__TASK DIRECTIONS__: The answer must be a single number: how many lines below contain "Plaça".

[Start of Attachment]

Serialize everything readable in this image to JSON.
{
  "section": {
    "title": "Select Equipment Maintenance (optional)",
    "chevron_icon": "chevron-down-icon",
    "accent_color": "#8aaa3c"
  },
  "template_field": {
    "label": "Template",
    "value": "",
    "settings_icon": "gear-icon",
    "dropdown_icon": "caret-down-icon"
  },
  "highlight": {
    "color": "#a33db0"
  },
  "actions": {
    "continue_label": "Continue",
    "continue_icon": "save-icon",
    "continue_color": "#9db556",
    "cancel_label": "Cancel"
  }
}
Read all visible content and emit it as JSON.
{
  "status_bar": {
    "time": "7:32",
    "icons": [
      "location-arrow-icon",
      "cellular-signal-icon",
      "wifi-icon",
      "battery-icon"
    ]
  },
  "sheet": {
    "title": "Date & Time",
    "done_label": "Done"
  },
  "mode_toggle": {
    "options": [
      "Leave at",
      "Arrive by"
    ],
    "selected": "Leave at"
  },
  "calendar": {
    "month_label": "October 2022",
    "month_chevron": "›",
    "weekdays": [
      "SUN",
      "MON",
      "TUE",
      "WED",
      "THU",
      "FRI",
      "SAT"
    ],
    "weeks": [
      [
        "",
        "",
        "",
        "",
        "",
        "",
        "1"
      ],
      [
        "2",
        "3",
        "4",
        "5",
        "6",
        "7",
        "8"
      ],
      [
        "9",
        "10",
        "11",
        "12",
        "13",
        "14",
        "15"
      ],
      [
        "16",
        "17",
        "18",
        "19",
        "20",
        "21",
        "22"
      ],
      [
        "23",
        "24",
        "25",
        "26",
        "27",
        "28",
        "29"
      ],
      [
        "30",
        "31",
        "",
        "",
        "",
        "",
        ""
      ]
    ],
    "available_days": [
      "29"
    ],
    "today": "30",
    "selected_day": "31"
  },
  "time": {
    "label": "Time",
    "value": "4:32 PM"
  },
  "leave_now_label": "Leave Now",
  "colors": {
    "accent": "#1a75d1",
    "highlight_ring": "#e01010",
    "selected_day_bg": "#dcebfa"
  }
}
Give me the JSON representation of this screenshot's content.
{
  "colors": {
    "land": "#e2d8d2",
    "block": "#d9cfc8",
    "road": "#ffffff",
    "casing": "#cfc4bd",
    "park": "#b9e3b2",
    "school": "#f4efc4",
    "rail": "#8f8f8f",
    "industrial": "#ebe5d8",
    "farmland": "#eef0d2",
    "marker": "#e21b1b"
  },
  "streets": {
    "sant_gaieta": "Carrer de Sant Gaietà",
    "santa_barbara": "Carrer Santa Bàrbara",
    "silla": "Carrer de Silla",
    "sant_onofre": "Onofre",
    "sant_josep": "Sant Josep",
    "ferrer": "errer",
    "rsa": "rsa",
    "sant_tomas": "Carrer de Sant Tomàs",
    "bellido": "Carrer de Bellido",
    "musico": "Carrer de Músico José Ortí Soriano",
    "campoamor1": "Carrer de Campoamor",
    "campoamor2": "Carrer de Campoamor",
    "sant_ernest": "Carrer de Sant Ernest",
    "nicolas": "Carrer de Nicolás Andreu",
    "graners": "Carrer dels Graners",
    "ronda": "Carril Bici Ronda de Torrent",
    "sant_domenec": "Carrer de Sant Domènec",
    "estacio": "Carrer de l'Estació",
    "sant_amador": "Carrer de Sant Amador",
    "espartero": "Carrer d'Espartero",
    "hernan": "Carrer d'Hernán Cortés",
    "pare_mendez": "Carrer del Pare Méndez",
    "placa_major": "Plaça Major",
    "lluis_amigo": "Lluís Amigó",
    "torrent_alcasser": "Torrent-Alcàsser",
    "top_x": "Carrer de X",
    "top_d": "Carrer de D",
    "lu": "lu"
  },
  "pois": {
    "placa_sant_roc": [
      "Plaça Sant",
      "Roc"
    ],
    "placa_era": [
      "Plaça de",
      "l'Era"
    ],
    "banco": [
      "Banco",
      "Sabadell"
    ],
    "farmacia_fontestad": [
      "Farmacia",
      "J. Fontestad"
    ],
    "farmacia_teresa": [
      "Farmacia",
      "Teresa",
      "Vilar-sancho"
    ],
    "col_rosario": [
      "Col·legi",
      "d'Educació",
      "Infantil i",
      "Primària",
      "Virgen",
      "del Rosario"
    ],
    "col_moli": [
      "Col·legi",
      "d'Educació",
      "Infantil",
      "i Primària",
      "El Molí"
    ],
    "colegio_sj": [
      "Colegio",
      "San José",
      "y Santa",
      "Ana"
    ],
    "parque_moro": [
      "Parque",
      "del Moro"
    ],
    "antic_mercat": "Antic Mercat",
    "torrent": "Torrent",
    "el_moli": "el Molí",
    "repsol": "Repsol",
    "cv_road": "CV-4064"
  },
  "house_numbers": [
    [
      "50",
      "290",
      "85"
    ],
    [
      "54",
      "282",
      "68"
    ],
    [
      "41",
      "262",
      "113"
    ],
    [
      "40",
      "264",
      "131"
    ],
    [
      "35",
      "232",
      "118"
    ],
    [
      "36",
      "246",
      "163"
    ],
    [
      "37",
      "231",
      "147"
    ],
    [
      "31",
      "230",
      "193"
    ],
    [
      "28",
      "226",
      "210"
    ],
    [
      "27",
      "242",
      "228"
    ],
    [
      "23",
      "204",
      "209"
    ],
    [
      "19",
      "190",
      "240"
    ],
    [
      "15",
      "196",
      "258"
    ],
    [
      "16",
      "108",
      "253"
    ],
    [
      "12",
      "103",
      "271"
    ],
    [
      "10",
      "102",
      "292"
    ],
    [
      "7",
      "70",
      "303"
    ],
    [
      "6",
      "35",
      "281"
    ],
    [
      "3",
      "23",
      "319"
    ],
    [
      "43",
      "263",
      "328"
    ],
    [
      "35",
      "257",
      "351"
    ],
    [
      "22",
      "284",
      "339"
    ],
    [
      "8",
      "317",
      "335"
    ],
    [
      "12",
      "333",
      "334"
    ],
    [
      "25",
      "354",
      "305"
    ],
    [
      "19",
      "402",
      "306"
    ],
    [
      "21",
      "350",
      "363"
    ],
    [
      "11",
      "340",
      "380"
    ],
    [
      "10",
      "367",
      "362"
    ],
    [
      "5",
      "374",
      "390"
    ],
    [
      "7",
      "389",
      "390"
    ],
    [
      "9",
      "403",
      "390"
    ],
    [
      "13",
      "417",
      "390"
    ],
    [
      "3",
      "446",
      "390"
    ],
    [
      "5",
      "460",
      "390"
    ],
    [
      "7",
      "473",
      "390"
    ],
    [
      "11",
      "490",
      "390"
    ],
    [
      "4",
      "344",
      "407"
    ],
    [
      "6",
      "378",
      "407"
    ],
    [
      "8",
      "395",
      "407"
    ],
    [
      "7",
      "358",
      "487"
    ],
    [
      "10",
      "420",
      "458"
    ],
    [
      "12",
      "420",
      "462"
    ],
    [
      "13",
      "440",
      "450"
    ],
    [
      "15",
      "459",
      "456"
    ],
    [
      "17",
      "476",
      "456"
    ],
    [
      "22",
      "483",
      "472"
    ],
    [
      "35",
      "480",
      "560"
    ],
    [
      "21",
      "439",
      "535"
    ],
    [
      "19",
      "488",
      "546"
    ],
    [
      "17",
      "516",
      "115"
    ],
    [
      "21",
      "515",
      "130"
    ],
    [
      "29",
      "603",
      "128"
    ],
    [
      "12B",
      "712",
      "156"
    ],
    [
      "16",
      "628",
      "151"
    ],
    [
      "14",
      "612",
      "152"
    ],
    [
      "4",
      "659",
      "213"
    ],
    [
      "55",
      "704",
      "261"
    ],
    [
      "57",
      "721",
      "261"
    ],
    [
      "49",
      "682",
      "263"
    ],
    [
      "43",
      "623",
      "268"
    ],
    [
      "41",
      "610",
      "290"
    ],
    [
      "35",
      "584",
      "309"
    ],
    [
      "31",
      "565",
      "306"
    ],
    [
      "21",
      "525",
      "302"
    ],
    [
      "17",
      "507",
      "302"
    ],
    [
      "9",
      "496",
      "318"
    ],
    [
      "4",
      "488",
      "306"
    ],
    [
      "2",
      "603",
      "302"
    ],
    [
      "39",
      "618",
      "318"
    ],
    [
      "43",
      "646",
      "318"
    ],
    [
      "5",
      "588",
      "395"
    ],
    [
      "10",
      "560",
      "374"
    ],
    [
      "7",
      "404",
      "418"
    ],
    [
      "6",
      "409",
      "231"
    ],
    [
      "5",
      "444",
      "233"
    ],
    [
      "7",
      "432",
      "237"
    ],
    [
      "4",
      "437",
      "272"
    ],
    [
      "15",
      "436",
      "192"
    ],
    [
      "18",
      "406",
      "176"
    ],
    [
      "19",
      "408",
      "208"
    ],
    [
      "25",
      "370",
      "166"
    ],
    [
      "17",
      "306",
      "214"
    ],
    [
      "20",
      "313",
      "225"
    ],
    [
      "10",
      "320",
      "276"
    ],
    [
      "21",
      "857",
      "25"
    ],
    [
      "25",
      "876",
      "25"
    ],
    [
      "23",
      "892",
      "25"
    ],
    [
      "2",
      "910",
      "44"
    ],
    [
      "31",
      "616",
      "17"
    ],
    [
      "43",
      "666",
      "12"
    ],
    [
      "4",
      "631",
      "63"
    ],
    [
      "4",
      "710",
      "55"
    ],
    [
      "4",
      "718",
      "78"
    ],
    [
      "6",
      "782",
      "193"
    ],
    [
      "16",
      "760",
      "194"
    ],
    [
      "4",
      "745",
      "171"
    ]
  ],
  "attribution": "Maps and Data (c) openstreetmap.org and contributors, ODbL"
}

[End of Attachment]

__RESULT FOR THIS TASK__: 3